Why millennials at The Economist behave like they work for a startup
The Economist: it’s a stuffy publication about stocks and shares. It’s only for people interested in finance and the world of business. Right? As a 25-year-old millennial living on cereal and casual freelance work for local newspapers, I used to think the same.
And I suspect many other millennials may have a similar perception. We’re described as a complex bunch but I think we’re great at a number of things: travelling, celebrating diversity, being curious about the world, and finding new ways to produce and consume news. Somehow, this fits with the 173-year-old ethos of The Economist. Our editor-in-chief asks correspondents to file “mind-stretching journalism for the globally curious” (this mission is a million miles away from my previous work as a local news reporter covering road deaths and school fairs).
Our editor-in-chief understands that one of the ways we can reach more globally curious people is through social media. Being part of The Economist’s social media team is eye-opening: we are a diverse group of nine, seven based in London, one in Hong Kong and another in Washington, DC. We differ in backgrounds, education, ethnicities and, yes, we’re millennials! (With the exception of one, but he’s young at heart.) To quote my Justin Trudeau-loving boss, the social media team at The Economist feels like a startup. What binds us together is a globally curious view and a thirst for presenting news in novel ways beyond the bog standard replication of print. And like all startups, we’re experimenting. We’re making mistakes, our stats are sometimes spiky, and we have up days and down days. The lesson of social media is: there is no magic formula.

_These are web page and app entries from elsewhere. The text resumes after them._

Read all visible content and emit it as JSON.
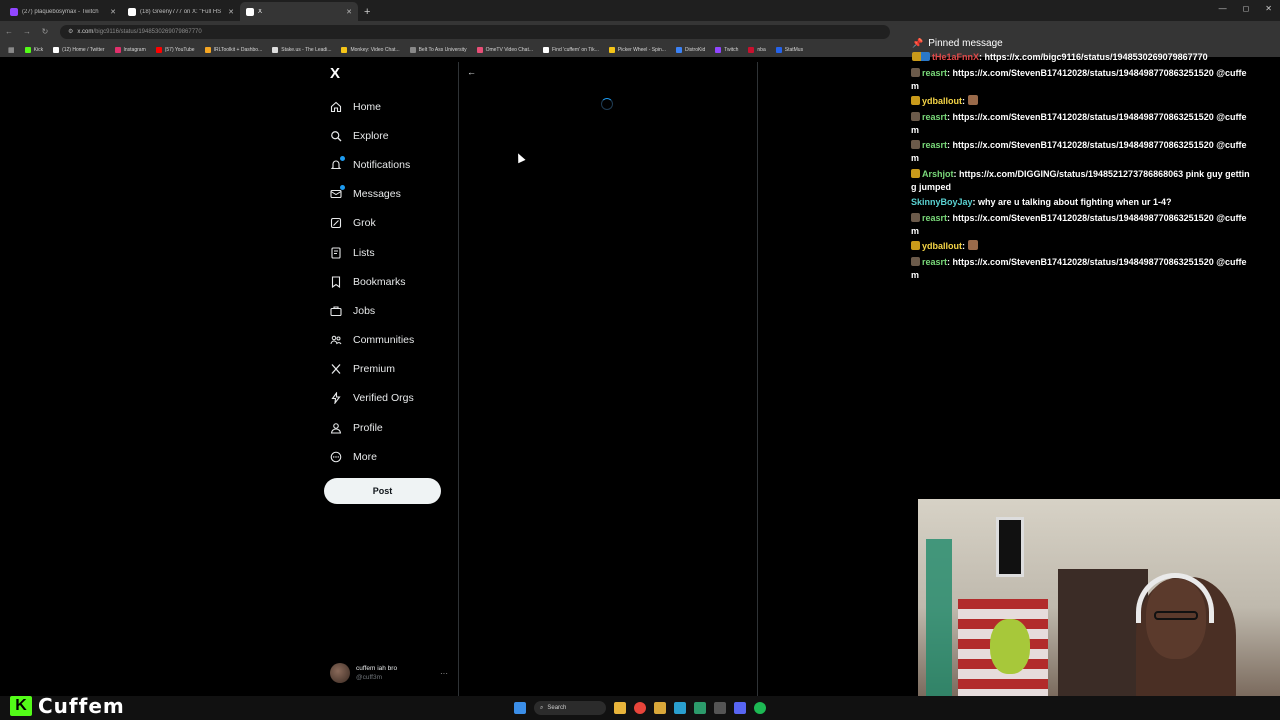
{
  "browser": {
    "tabs": [
      {
        "title": "(27) plaquebosymax - Twitch",
        "icon_color": "#9146ff",
        "active": false
      },
      {
        "title": "(18) Greeny777 on X: \"Full HS",
        "icon_color": "#ffffff",
        "active": false
      },
      {
        "title": "X",
        "icon_color": "#ffffff",
        "active": true
      }
    ],
    "new_tab": "+",
    "url_host": "x.com",
    "url_path": "/bigc9116/status/1948530269079867770",
    "bookmarks": [
      {
        "label": "Kick",
        "color": "#53fc18"
      },
      {
        "label": "(12) Home / Twitter",
        "color": "#ffffff"
      },
      {
        "label": "Instagram",
        "color": "#e1306c"
      },
      {
        "label": "(57) YouTube",
        "color": "#ff0000"
      },
      {
        "label": "IRLToolkit + Dashbo...",
        "color": "#f5a623"
      },
      {
        "label": "Stake.us - The Leadi...",
        "color": "#dddddd"
      },
      {
        "label": "Monkey: Video Chat...",
        "color": "#f5c518"
      },
      {
        "label": "Belt To Ass University",
        "color": "#888888"
      },
      {
        "label": "OmeTV Video Chat...",
        "color": "#e94e77"
      },
      {
        "label": "Find 'cuffem' on Tik...",
        "color": "#ffffff"
      },
      {
        "label": "Picker Wheel - Spin...",
        "color": "#f5c518"
      },
      {
        "label": "DistroKid",
        "color": "#3b82f6"
      },
      {
        "label": "Twitch",
        "color": "#9146ff"
      },
      {
        "label": "nba",
        "color": "#c8102e"
      },
      {
        "label": "StatMus",
        "color": "#2563eb"
      }
    ]
  },
  "x": {
    "logo": "X",
    "nav": [
      {
        "key": "home",
        "label": "Home"
      },
      {
        "key": "explore",
        "label": "Explore"
      },
      {
        "key": "notifications",
        "label": "Notifications"
      },
      {
        "key": "messages",
        "label": "Messages"
      },
      {
        "key": "grok",
        "label": "Grok"
      },
      {
        "key": "lists",
        "label": "Lists"
      },
      {
        "key": "bookmarks",
        "label": "Bookmarks"
      },
      {
        "key": "jobs",
        "label": "Jobs"
      },
      {
        "key": "communities",
        "label": "Communities"
      },
      {
        "key": "premium",
        "label": "Premium"
      },
      {
        "key": "verified-orgs",
        "label": "Verified Orgs"
      },
      {
        "key": "profile",
        "label": "Profile"
      },
      {
        "key": "more",
        "label": "More"
      }
    ],
    "post_label": "Post",
    "profile": {
      "name": "cuffem iah bro",
      "handle": "@cuff3m",
      "more": "···"
    },
    "back": "←"
  },
  "chat": {
    "pinned_title": "Pinned message",
    "pinned": {
      "user": "tHe1aFnnX",
      "text": ": https://x.com/bigc9116/status/1948530269079867770"
    },
    "messages": [
      {
        "user": "reasrt",
        "color": "#7ad97a",
        "badge": "sub",
        "text": "https://x.com/StevenB17412028/status/1948498770863251520 @cuffem"
      },
      {
        "user": "ydballout",
        "color": "#f5d547",
        "badge": "crown",
        "text": "",
        "emote": true
      },
      {
        "user": "reasrt",
        "color": "#7ad97a",
        "badge": "sub",
        "text": "https://x.com/StevenB17412028/status/1948498770863251520 @cuffem"
      },
      {
        "user": "reasrt",
        "color": "#7ad97a",
        "badge": "sub",
        "text": "https://x.com/StevenB17412028/status/1948498770863251520 @cuffem"
      },
      {
        "user": "Arshjot",
        "color": "#7ad97a",
        "badge": "crown",
        "text": "https://x.com/DIGGING/status/1948521273786868063 pink guy getting jumped"
      },
      {
        "user": "SkinnyBoyJay",
        "color": "#5ad1d1",
        "badge": "",
        "text": "why are u talking about fighting when ur 1-4?"
      },
      {
        "user": "reasrt",
        "color": "#7ad97a",
        "badge": "sub",
        "text": "https://x.com/StevenB17412028/status/1948498770863251520 @cuffem"
      },
      {
        "user": "ydballout",
        "color": "#f5d547",
        "badge": "crown",
        "text": "",
        "emote": true
      },
      {
        "user": "reasrt",
        "color": "#7ad97a",
        "badge": "sub",
        "text": "https://x.com/StevenB17412028/status/1948498770863251520 @cuffem"
      }
    ]
  },
  "stream": {
    "brand_letter": "K",
    "brand_name": "Cuffem"
  },
  "taskbar": {
    "search_label": "Search"
  }
}
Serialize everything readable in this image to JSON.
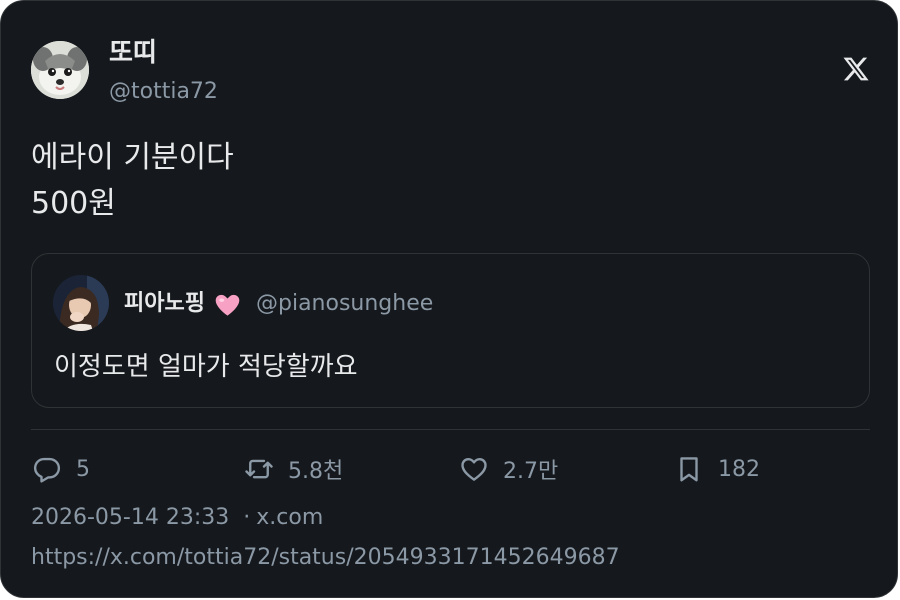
{
  "author": {
    "display_name": "또띠",
    "handle": "@tottia72",
    "avatar_icon": "dog-avatar"
  },
  "tweet": {
    "text_lines": [
      "에라이 기분이다",
      "500원"
    ]
  },
  "quoted_tweet": {
    "display_name": "피아노핑",
    "name_emoji": "pink-heart-icon",
    "handle": "@pianosunghee",
    "text": "이정도면 얼마가 적당할까요",
    "avatar_icon": "person-avatar"
  },
  "actions": {
    "reply_count": "5",
    "retweet_count": "5.8천",
    "like_count": "2.7만",
    "bookmark_count": "182"
  },
  "meta": {
    "timestamp": "2026-05-14 23:33",
    "separator": "·",
    "source": "x.com",
    "url": "https://x.com/tottia72/status/2054933171452649687"
  },
  "colors": {
    "background": "#15181c",
    "primary_text": "#e7e9ea",
    "secondary_text": "#8b98a5",
    "border": "#2f3336",
    "heart_emoji": "#f7a1c4"
  }
}
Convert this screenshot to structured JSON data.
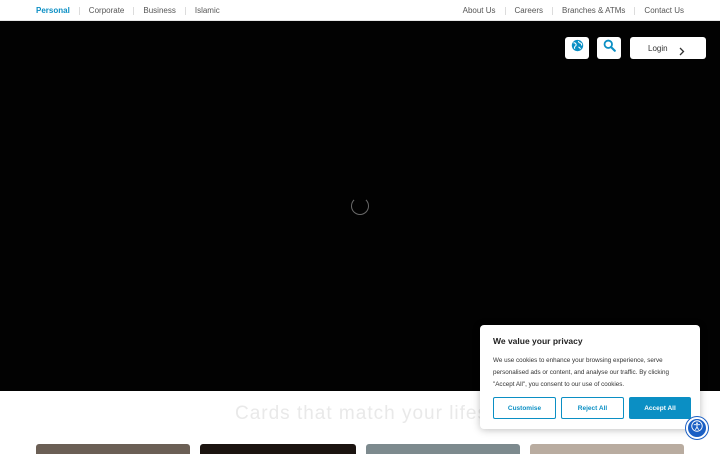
{
  "topnav": {
    "left": [
      {
        "label": "Personal",
        "active": true
      },
      {
        "label": "Corporate",
        "active": false
      },
      {
        "label": "Business",
        "active": false
      },
      {
        "label": "Islamic",
        "active": false
      }
    ],
    "right": [
      {
        "label": "About Us"
      },
      {
        "label": "Careers"
      },
      {
        "label": "Branches & ATMs"
      },
      {
        "label": "Contact Us"
      }
    ]
  },
  "header": {
    "globe_icon": "globe-icon",
    "search_icon": "search-icon",
    "login_label": "Login"
  },
  "hero": {
    "state": "loading"
  },
  "section": {
    "faded_title": "Cards that match your lifestyle"
  },
  "cookie_banner": {
    "title": "We value your privacy",
    "body": "We use cookies to enhance your browsing experience, serve personalised ads or content, and analyse our traffic. By clicking \"Accept All\", you consent to our use of cookies.",
    "customise_label": "Customise",
    "reject_label": "Reject All",
    "accept_label": "Accept All"
  },
  "colors": {
    "accent": "#0b8fc4",
    "hero_bg": "#020202",
    "accessibility": "#1a5fc4"
  }
}
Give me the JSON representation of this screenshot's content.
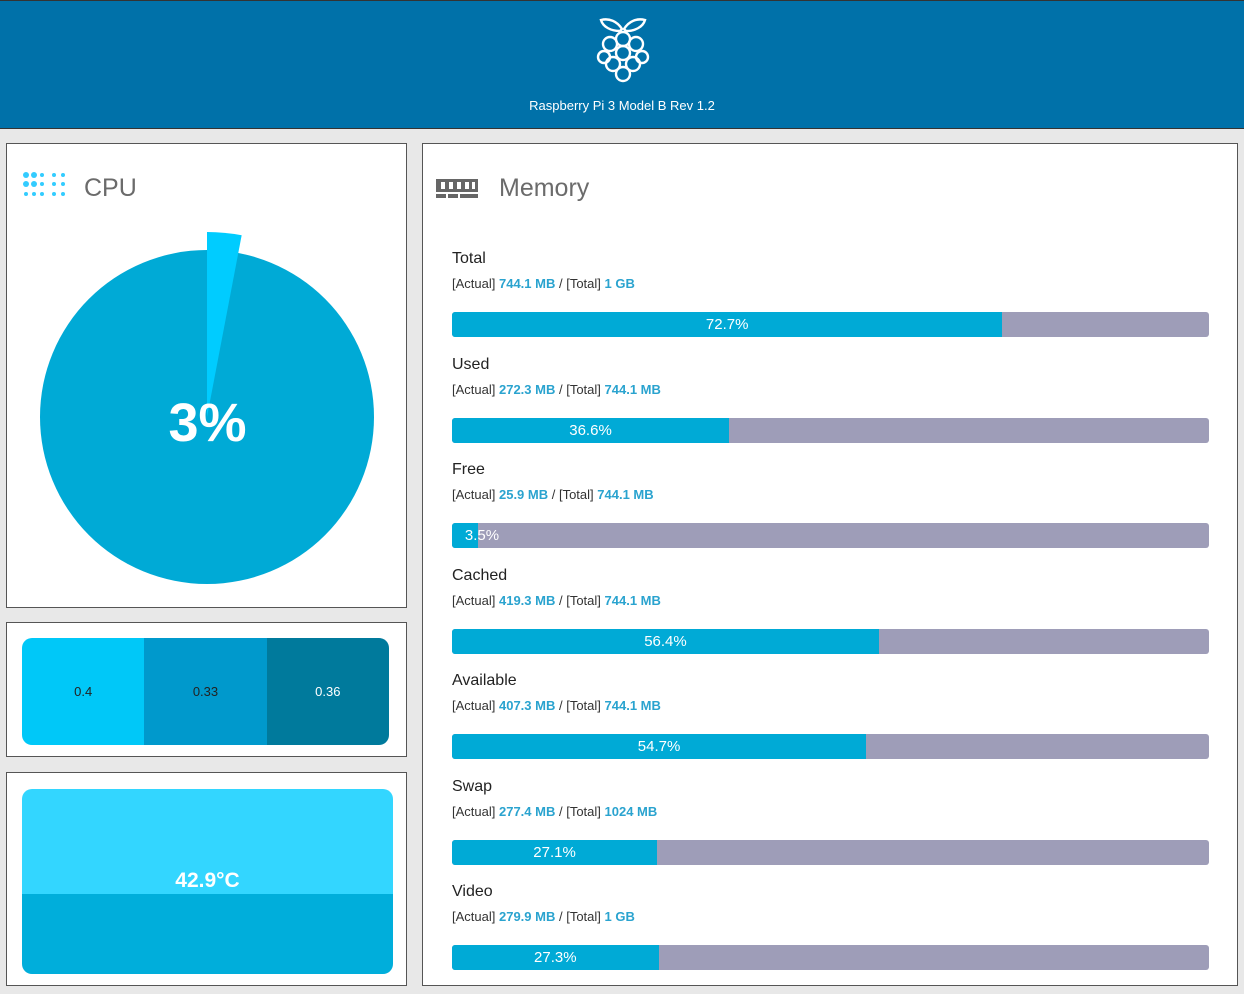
{
  "header": {
    "title": "Raspberry Pi 3 Model B Rev 1.2",
    "logo_icon": "raspberry-logo-icon"
  },
  "cpu": {
    "title": "CPU",
    "icon": "cpu-icon",
    "usage_label": "3%",
    "usage_percent": 3
  },
  "load": {
    "values": [
      "0.4",
      "0.33",
      "0.36"
    ]
  },
  "temperature": {
    "label": "42.9°C"
  },
  "memory": {
    "title": "Memory",
    "icon": "memory-icon",
    "items": [
      {
        "name": "Total",
        "actual_tag": "[Actual]",
        "actual": "744.1 MB",
        "sep": " / ",
        "total_tag": "[Total]",
        "total": "1 GB",
        "percent_label": "72.7%",
        "percent": 72.7
      },
      {
        "name": "Used",
        "actual_tag": "[Actual]",
        "actual": "272.3 MB",
        "sep": " / ",
        "total_tag": "[Total]",
        "total": "744.1 MB",
        "percent_label": "36.6%",
        "percent": 36.6
      },
      {
        "name": "Free",
        "actual_tag": "[Actual]",
        "actual": "25.9 MB",
        "sep": " / ",
        "total_tag": "[Total]",
        "total": "744.1 MB",
        "percent_label": "3.5%",
        "percent": 3.5
      },
      {
        "name": "Cached",
        "actual_tag": "[Actual]",
        "actual": "419.3 MB",
        "sep": " / ",
        "total_tag": "[Total]",
        "total": "744.1 MB",
        "percent_label": "56.4%",
        "percent": 56.4
      },
      {
        "name": "Available",
        "actual_tag": "[Actual]",
        "actual": "407.3 MB",
        "sep": " / ",
        "total_tag": "[Total]",
        "total": "744.1 MB",
        "percent_label": "54.7%",
        "percent": 54.7
      },
      {
        "name": "Swap",
        "actual_tag": "[Actual]",
        "actual": "277.4 MB",
        "sep": " / ",
        "total_tag": "[Total]",
        "total": "1024 MB",
        "percent_label": "27.1%",
        "percent": 27.1
      },
      {
        "name": "Video",
        "actual_tag": "[Actual]",
        "actual": "279.9 MB",
        "sep": " / ",
        "total_tag": "[Total]",
        "total": "1 GB",
        "percent_label": "27.3%",
        "percent": 27.3
      }
    ]
  },
  "colors": {
    "header_bg": "#0071a9",
    "accent": "#00aad6",
    "bar_track": "#9e9db8",
    "pie_slice": "#00ccff"
  }
}
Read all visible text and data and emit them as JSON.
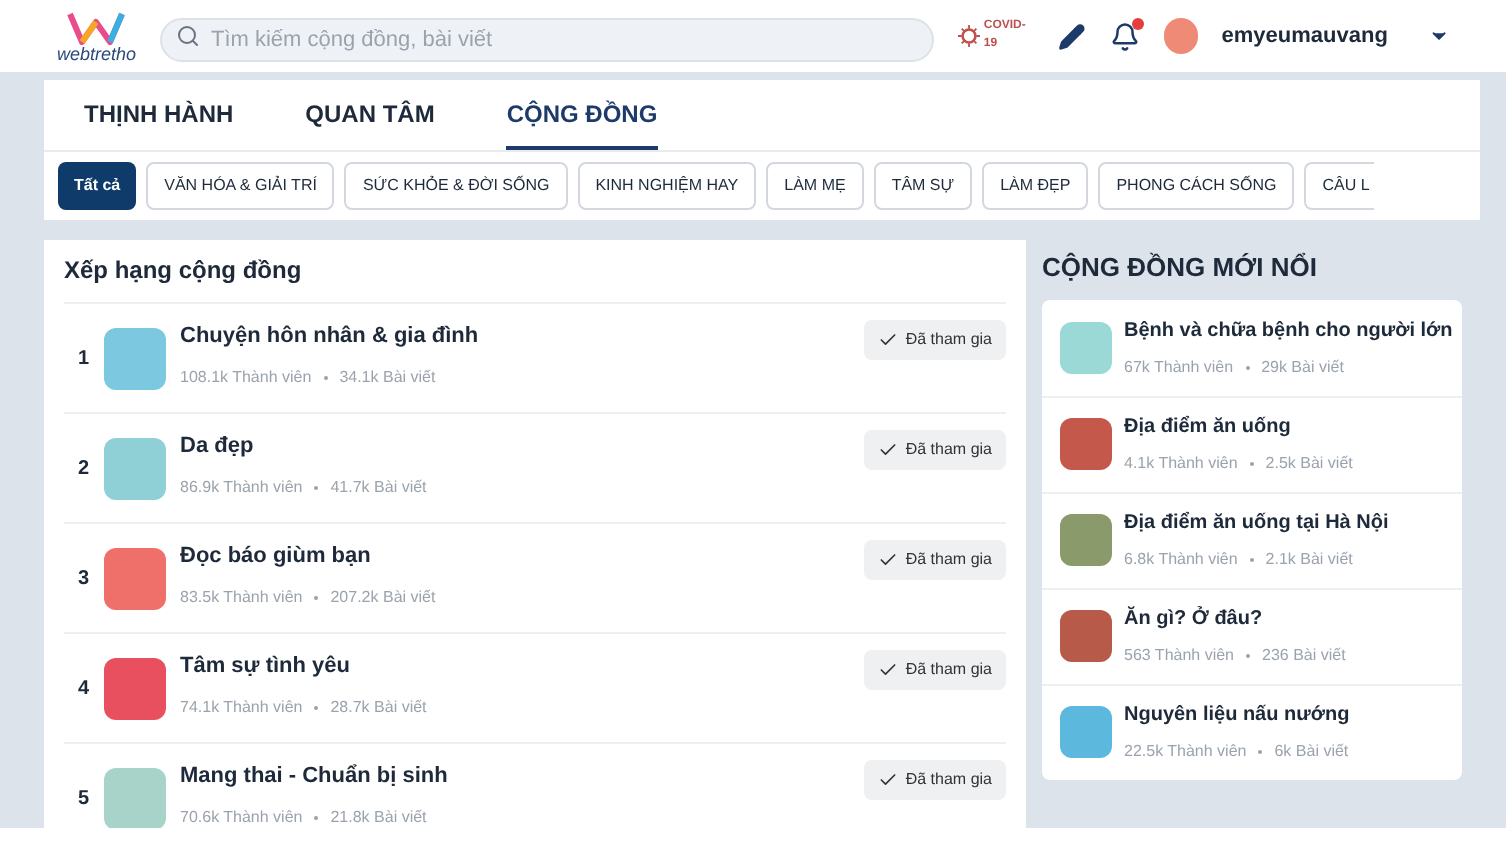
{
  "header": {
    "logo": "webtretho",
    "search": {
      "placeholder": "Tìm kiếm cộng đồng, bài viết"
    },
    "covid_badge": "COVID-19",
    "notifications_unread": true,
    "username": "emyeumauvang"
  },
  "tabs": [
    {
      "label": "THỊNH HÀNH",
      "selected": false
    },
    {
      "label": "QUAN TÂM",
      "selected": false
    },
    {
      "label": "CỘNG ĐỒNG",
      "selected": true
    }
  ],
  "categories": [
    {
      "label": "Tất cả",
      "selected": true
    },
    {
      "label": "VĂN HÓA & GIẢI TRÍ",
      "selected": false
    },
    {
      "label": "SỨC KHỎE & ĐỜI SỐNG",
      "selected": false
    },
    {
      "label": "KINH NGHIỆM HAY",
      "selected": false
    },
    {
      "label": "LÀM MẸ",
      "selected": false
    },
    {
      "label": "TÂM SỰ",
      "selected": false
    },
    {
      "label": "LÀM ĐẸP",
      "selected": false
    },
    {
      "label": "PHONG CÁCH SỐNG",
      "selected": false
    },
    {
      "label": "CÂU L",
      "selected": false
    }
  ],
  "ranking": {
    "title": "Xếp hạng cộng đồng",
    "rows": [
      {
        "rank": "1",
        "name": "Chuyện hôn nhân & gia đình",
        "members": "108.1k Thành viên",
        "posts": "34.1k Bài viết",
        "joined": true,
        "action": "Đã tham gia"
      },
      {
        "rank": "2",
        "name": "Da đẹp",
        "members": "86.9k Thành viên",
        "posts": "41.7k Bài viết",
        "joined": true,
        "action": "Đã tham gia"
      },
      {
        "rank": "3",
        "name": "Đọc báo giùm bạn",
        "members": "83.5k Thành viên",
        "posts": "207.2k Bài viết",
        "joined": true,
        "action": "Đã tham gia"
      },
      {
        "rank": "4",
        "name": "Tâm sự tình yêu",
        "members": "74.1k Thành viên",
        "posts": "28.7k Bài viết",
        "joined": true,
        "action": "Đã tham gia"
      },
      {
        "rank": "5",
        "name": "Mang thai - Chuẩn bị sinh",
        "members": "70.6k Thành viên",
        "posts": "21.8k Bài viết",
        "joined": true,
        "action": "Đã tham gia"
      }
    ]
  },
  "emerging": {
    "title": "CỘNG ĐỒNG MỚI NỔI",
    "items": [
      {
        "name": "Bệnh và chữa bệnh cho người lớn",
        "members": "67k Thành viên",
        "posts": "29k Bài viết"
      },
      {
        "name": "Địa điểm ăn uống",
        "members": "4.1k Thành viên",
        "posts": "2.5k Bài viết"
      },
      {
        "name": "Địa điểm ăn uống tại Hà Nội",
        "members": "6.8k Thành viên",
        "posts": "2.1k Bài viết"
      },
      {
        "name": "Ăn gì? Ở đâu?",
        "members": "563 Thành viên",
        "posts": "236 Bài viết"
      },
      {
        "name": "Nguyên liệu nấu nướng",
        "members": "22.5k Thành viên",
        "posts": "6k Bài viết"
      }
    ]
  }
}
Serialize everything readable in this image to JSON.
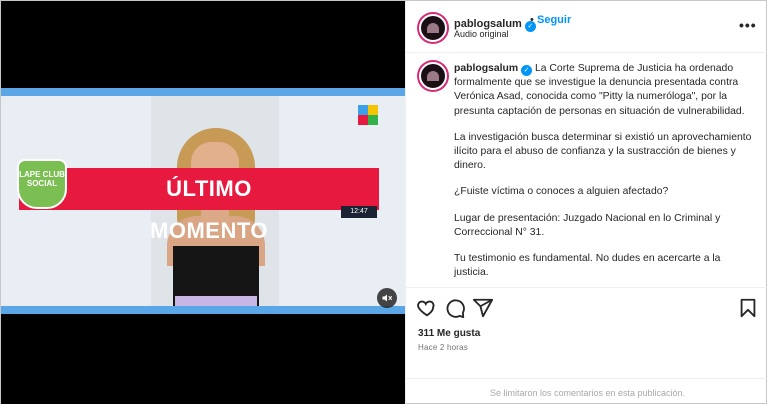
{
  "post": {
    "username": "pablogsalum",
    "separator": "•",
    "follow_label": "Seguir",
    "audio_label": "Audio original",
    "more_icon": "more-horizontal-icon",
    "verified_icon": "verified-badge-icon"
  },
  "video": {
    "banner_text": "ÚLTIMO MOMENTO",
    "badge_text": "LAPE CLUB SOCIAL",
    "time_chip": "12:47",
    "mute_icon": "speaker-muted-icon",
    "accent_colors": {
      "banner": "#e8193f",
      "frame_bars": "#5aa6e6",
      "badge": "#7bbf52"
    }
  },
  "caption": {
    "username": "pablogsalum",
    "paragraphs": [
      "La Corte Suprema de Justicia ha ordenado formalmente que se investigue la denuncia presentada contra Verónica Asad, conocida como \"Pitty la numeróloga\", por la presunta captación de personas en situación de vulnerabilidad.",
      "La investigación busca determinar si existió un aprovechamiento ilícito para el abuso de confianza y la sustracción de bienes y dinero.",
      "¿Fuiste víctima o conoces a alguien afectado?",
      "Lugar de presentación: Juzgado Nacional en lo Criminal y Correccional N° 31.",
      "Tu testimonio es fundamental. No dudes en acercarte a la justicia."
    ]
  },
  "actions": {
    "icons": [
      "heart-icon",
      "comment-icon",
      "share-icon",
      "bookmark-icon"
    ],
    "likes": "311 Me gusta",
    "time_ago": "Hace 2 horas",
    "comments_disabled": "Se limitaron los comentarios en esta publicación."
  }
}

As well as taking a millennial attitude in what we do, it’s worth noting that as a media organisation we also know that we need to attract younger audiences into our world of politics, business, science and the arts. So what do we know about them? Firstly, it’s not possible to generalise about “millennials”. The only thing that unites millennials is the accident of their birth: the group is roughly defined as people born between the early 1980s and 2000. On top of that, we can generally say that as a group millennials tend to have more education and greater social freedoms than previous generations. There are 1.8 billion of us — 25% of the world’s population.
Secondly, not all of us are endlessly posting selfies on Instagram. We have interests as broad as The Economist’s story slate, and often broader. It is true that young people seldom vote. Does that mean a 25-year-old from London is not interested in Brexit or exclusive interviews with Saudi royalty? On the contrary: political movements about female genital mutilation, women’s rights, workplace ethics, housing, and saving for retirement are often led by the young.
Thirdly, they are smart. As The Economist’s special report on millennials said in January, they are “brainier than any previous generation. Average scores on intelligence tests have been rising for decades in many countries, thanks to better nutrition and mass education”.
My team’s challenge is to convert The Economist’s sharp analysis into posts on social media that reach this demographic. We’re not thinking about second-guessing tastes, but presenting our top-notch journalism in ways that set different senses alight. The many ways we are doing that include Facebook slideshows, which help us to re-tell our stories through captivating images. As someone who browses his Facebook timeline at sonic speed, I can say that bewitching photos and videos stand out. Here’s an example of something cooked up last week in celebration of the Holi festival, full of colour, credits and slides:
Young people are natural innovators. Say what you will about the media — you have to agree that young people will be running journalism in a few years’ time. By integrating a new generation into the fold, the challenge of finding readers is easier to meet. Since The Economist set up an editorial social media team last summer we’ve moved a step closer to our goal of delivering the full breadth of our journalism to the full range of our readers. And yes, that includes articles about business and finance.
Shafi Musaddique is a social media writer at The Economist.